Martin Alonso, the head of the family at that time, offered to afford the means for Columbus to renew his application to the court. When the latter had obtained the royal order to fit out three vessels for the voyage, it was principally through the influence of the Pinzons that crews could be collected for them. Martin Alonso commanded the Pinta on this voyage. In the subsequent cruising in search of the imaginary island of Babeque, he deserted Columbus in the latter part of November, 1492, and went in search of it himself. He stopped at a river in Hispaniola (Hayti), now called Porto Oaballo, but which for a long time was designated as the river of Martin Alonso. From here he carried off four men and two girls with the intention of selling them in Spain as slaves, but was afterward forced to restore them to their home by Columbus, with whom he fell in during the following January, attributing his parting company with the admiral to stress of weather. On the return voyage they were again separated by a storm, and Pinzon was driven into the port of Bayonne. Not doubting that 'Columbus had perished in the tempest, he wrote to the sovereigns, giving information of the discovery, and asking permission to come to court and deliver his account in person.
He arrived in Palos on the evening of the same day with the admiral, 'and found that the latter had had a triumphant reception. He landed in private, and received not long after a letter from his sovereign forbidding him to appear at court. Soon after he died.
Vicente Yafiez, who had commanded the Nina in the first expedition of Columbus, in consequence of the general license given by the Spanish sovereigns to make voyages of discovery, fitted out an armament of four caravels, manned principally by his friends and relatives, and on Nov. 13, 1499, sailed S. W. from Palos. After going about 700 leagues, he crossed the equinoctial line and lost sight of the north star. On Jan. 28, 1500, land was descried; it was Cape St. Augustine. Pinzon was thus the first European to cross the equator in the western ocean, and the first discoverer of Brazil. He took formal possession of the country for the Castilian crown; but being resolutely met by warlike natives, he sailed N. W., and reached the mouth of the Amazon.

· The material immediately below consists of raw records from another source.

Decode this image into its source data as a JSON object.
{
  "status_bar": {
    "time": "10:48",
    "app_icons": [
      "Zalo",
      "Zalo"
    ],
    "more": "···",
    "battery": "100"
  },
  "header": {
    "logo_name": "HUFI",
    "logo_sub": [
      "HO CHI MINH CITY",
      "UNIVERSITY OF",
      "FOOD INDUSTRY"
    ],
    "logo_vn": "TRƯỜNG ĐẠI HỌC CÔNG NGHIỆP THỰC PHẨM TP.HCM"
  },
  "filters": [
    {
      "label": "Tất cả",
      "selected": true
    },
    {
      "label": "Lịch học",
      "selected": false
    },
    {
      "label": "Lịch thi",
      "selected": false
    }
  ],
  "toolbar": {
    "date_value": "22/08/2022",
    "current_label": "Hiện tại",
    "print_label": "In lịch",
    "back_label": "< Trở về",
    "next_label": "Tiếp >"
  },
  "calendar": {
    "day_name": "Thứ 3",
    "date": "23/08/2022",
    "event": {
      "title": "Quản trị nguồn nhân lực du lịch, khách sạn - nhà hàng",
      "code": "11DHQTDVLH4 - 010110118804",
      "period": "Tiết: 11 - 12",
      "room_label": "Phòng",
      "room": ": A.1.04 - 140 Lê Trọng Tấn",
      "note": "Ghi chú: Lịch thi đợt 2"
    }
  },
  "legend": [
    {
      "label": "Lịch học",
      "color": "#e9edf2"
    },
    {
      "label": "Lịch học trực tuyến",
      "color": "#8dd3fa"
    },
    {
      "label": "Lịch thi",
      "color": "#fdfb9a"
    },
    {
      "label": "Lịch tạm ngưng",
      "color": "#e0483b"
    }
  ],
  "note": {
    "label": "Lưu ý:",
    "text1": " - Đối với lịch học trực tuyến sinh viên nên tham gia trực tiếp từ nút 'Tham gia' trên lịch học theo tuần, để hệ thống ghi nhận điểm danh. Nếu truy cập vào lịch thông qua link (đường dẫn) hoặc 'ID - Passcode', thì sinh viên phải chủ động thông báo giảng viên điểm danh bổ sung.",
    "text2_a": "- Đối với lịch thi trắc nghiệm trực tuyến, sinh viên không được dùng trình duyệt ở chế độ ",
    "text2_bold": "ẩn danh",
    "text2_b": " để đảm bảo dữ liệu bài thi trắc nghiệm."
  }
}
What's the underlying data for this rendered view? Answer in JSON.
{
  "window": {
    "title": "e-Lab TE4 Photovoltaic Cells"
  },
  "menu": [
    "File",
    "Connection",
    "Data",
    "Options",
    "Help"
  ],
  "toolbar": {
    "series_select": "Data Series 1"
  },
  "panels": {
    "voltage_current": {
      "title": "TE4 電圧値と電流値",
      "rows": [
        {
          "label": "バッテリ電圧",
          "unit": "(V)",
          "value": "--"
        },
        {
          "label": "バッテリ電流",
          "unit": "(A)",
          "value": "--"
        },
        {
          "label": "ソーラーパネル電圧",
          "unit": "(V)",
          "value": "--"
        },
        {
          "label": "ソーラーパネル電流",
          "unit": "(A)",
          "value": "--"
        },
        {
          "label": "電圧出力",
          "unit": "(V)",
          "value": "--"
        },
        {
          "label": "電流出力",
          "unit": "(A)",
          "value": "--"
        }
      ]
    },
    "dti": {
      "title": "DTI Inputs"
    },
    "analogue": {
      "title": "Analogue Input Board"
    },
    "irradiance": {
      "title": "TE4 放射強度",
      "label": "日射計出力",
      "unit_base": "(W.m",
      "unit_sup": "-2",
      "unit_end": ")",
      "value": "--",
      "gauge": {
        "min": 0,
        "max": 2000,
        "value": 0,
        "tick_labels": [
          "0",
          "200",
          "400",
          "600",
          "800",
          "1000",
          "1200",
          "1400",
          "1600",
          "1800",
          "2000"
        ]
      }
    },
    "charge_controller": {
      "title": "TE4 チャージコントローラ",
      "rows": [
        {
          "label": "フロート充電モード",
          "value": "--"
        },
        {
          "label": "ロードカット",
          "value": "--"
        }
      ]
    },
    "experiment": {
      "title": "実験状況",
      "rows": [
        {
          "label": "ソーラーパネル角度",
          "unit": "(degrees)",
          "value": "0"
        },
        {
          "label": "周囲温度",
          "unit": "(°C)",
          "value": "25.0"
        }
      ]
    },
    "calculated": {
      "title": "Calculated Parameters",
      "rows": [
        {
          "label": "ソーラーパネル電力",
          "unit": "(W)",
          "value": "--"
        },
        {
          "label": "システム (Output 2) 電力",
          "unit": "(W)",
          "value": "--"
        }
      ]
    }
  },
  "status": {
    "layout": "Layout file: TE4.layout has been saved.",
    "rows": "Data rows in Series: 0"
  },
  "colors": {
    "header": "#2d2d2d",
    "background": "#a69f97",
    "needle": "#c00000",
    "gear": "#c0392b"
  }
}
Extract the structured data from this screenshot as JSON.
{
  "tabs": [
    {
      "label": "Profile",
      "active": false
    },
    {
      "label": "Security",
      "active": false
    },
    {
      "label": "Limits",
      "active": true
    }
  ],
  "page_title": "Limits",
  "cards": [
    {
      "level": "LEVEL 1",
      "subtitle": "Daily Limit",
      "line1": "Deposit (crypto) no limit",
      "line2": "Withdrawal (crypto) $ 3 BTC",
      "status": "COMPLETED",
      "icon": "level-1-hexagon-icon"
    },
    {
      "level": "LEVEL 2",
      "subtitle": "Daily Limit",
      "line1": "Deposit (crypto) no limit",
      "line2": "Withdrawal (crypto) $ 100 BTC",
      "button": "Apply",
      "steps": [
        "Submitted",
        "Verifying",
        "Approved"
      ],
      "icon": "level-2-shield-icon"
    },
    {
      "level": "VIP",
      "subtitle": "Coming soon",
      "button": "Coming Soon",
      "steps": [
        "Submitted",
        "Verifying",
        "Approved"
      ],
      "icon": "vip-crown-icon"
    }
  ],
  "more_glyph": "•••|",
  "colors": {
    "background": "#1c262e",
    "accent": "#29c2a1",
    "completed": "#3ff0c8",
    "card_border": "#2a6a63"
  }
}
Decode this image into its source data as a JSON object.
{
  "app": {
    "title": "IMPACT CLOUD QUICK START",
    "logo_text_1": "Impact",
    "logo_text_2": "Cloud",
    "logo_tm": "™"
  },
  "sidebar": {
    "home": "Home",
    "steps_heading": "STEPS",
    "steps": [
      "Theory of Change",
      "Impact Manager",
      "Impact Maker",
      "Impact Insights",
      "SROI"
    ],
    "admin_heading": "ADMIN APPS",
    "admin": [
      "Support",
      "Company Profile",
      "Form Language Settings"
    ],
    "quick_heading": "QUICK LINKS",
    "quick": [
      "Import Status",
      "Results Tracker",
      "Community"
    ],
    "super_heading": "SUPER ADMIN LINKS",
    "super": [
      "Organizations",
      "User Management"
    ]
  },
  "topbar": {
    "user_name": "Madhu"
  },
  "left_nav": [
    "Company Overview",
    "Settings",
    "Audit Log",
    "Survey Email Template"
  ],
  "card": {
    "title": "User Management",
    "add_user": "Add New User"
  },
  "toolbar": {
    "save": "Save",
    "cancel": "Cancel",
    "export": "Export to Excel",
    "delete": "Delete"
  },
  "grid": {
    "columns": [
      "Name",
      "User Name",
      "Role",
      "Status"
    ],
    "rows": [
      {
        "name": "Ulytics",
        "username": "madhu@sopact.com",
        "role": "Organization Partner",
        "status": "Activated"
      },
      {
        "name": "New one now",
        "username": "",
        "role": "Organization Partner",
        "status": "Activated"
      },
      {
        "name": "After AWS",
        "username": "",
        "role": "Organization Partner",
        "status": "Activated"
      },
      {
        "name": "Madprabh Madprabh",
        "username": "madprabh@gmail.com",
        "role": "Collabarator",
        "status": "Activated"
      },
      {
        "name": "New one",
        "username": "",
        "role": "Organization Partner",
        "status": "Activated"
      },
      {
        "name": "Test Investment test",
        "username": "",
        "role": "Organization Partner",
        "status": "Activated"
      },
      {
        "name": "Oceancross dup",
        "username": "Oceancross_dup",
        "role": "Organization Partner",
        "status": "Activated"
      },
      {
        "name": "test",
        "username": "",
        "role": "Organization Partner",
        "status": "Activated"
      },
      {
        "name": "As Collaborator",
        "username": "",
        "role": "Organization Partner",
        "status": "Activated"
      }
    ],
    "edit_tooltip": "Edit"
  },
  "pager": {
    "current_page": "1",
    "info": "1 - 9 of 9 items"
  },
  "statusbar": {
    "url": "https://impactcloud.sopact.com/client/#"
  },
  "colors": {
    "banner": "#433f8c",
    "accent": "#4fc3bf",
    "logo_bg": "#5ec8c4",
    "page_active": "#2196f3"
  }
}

Pursuing his course, he passed the mouth of the Orinoco, and in the latter part of June reached Hispaniola. In July two of the caravels were sunk with their crews in a terrific hurricane. Pinzon arrived in Palos about the end of September, after a disastrous voyage, which had swallowed up all his fortune. On Sept. 5, 1501, royal permission was given him to colonize and govern all the country he had discovered from Cape St. Augustine to a little north of the Amazon, but he never availed himself of the grant.
In 1506, and again in 1508, he started jointly with Juan Diaz de So-lis on voyages to discover a passage from the Atlantic to a southern ocean, discovering Yucatan in the former, voyage, and advancing as far as the 40th degree of S. latitude in the latter.